[Excerpts from an interface dataset]
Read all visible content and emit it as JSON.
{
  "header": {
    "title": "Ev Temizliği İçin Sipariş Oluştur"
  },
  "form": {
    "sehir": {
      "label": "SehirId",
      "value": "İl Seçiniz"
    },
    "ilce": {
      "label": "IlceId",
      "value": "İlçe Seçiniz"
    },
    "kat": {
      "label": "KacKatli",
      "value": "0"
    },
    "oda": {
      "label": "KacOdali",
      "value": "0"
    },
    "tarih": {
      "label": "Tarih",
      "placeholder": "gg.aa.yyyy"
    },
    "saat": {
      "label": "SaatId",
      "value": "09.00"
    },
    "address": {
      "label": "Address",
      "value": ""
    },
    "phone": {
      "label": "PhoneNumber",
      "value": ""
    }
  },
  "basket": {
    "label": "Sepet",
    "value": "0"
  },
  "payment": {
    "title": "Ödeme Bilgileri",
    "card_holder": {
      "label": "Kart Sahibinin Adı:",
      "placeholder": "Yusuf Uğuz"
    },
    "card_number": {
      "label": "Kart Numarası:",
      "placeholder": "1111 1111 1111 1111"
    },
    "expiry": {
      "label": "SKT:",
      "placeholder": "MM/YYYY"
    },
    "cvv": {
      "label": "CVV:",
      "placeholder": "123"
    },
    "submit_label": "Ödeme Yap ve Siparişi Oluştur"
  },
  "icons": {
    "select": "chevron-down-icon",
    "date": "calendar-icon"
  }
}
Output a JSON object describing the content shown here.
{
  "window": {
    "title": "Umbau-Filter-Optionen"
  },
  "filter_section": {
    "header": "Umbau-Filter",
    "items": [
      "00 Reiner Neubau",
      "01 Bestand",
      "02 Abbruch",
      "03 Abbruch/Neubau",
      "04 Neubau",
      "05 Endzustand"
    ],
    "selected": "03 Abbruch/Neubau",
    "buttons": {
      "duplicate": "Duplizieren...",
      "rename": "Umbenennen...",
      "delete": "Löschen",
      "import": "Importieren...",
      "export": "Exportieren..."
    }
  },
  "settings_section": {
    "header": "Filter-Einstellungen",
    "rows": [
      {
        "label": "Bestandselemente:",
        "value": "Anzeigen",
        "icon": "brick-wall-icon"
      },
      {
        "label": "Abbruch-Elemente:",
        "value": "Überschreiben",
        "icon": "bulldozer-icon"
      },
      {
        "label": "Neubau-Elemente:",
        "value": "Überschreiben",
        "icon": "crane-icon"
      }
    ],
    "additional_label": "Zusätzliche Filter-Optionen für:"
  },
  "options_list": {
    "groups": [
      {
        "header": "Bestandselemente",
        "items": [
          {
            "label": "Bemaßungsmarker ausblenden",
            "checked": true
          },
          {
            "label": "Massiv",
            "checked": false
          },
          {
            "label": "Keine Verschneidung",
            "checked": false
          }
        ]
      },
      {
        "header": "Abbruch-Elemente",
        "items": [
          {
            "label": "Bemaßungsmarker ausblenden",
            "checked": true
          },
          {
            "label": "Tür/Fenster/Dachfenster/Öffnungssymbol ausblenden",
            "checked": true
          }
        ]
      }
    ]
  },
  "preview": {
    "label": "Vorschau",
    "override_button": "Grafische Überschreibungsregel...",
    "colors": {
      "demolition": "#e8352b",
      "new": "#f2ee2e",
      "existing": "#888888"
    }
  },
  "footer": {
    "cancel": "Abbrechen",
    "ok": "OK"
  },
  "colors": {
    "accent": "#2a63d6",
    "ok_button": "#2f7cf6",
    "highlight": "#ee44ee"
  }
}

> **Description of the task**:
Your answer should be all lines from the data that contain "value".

> **Response area**:
      "value": "İl Seçiniz"
      "value": "İlçe Seçiniz"
      "value": "0"
      "value": "0"
      "value": "09.00"
      "value": ""
      "value": ""
    "value": "0"
        "value": "Anzeigen",
        "value": "Überschreiben",
        "value": "Überschreiben",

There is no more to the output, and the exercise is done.